═════ LISTED RECORDS

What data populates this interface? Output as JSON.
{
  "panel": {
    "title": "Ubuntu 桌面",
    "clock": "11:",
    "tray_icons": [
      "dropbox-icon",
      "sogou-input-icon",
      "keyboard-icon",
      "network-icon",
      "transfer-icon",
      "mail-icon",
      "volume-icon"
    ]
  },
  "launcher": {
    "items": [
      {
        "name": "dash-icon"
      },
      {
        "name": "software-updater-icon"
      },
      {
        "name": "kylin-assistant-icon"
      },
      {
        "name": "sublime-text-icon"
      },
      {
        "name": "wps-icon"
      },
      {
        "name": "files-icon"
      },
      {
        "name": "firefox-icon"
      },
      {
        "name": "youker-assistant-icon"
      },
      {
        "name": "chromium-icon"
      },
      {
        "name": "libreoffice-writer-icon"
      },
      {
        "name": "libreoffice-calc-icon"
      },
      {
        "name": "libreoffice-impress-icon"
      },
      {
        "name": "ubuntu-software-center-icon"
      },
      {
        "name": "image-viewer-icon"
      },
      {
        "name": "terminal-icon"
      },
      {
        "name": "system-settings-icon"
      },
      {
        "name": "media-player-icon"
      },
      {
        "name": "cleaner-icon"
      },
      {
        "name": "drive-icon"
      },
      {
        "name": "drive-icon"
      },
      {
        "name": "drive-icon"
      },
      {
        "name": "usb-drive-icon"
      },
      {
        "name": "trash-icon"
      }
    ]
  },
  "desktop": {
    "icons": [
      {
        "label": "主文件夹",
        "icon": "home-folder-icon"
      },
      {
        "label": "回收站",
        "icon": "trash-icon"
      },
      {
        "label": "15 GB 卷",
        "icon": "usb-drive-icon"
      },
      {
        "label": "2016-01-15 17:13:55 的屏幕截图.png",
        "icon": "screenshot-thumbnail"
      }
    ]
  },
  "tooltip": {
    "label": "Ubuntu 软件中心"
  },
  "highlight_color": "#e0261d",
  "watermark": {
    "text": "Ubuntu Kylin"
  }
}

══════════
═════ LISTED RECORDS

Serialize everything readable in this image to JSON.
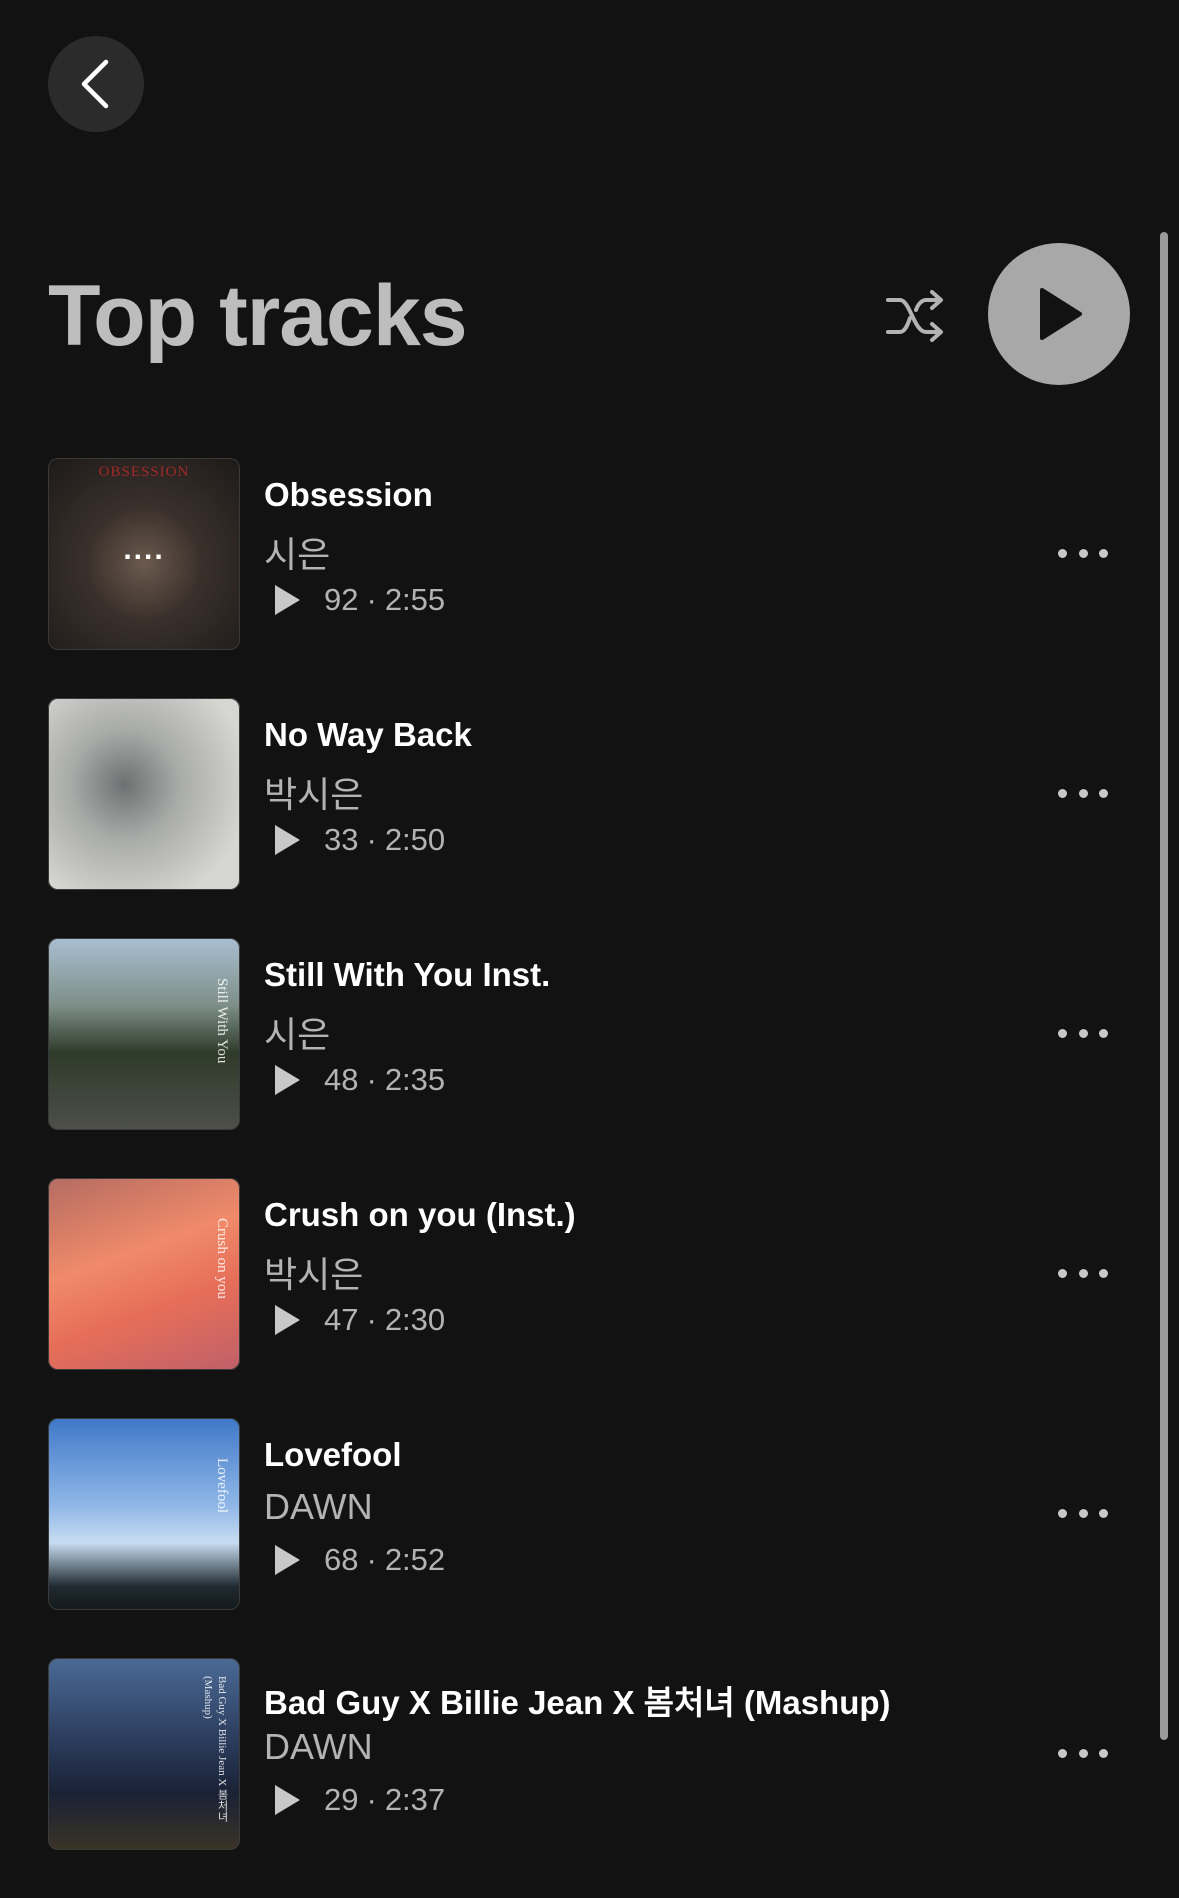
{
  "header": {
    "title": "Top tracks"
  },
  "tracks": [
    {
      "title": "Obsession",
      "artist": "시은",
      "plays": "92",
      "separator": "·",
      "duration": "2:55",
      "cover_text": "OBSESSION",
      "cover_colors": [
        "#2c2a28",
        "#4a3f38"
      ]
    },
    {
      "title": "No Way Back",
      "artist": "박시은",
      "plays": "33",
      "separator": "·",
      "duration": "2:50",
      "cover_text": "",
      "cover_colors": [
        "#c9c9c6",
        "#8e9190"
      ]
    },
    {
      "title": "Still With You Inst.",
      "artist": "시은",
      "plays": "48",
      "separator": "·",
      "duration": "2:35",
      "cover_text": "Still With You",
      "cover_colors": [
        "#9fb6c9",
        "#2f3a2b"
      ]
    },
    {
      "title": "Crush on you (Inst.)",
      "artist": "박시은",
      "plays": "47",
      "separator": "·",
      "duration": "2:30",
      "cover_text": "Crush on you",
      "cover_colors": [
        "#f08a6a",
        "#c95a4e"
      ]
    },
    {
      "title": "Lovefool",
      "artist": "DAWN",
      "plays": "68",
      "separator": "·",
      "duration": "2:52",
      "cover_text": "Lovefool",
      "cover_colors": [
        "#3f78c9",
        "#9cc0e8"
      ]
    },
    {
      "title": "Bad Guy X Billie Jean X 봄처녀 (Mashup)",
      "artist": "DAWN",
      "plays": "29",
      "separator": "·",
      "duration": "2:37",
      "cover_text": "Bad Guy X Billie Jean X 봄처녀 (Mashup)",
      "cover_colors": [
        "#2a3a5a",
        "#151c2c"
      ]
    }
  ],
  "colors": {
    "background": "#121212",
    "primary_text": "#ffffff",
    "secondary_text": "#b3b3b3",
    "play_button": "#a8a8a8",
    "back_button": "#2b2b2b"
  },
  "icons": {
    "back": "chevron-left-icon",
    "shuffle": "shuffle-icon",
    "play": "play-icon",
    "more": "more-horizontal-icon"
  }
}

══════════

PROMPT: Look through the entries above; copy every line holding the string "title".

RESPONSE TO THIS EXERCISE:
    "title": "Ubuntu 桌面",
    "title": "Top tracks"
      "title": "Obsession",
      "title": "No Way Back",
      "title": "Still With You Inst.",
      "title": "Crush on you (Inst.)",
      "title": "Lovefool",
      "title": "Bad Guy X Billie Jean X 봄처녀 (Mashup)",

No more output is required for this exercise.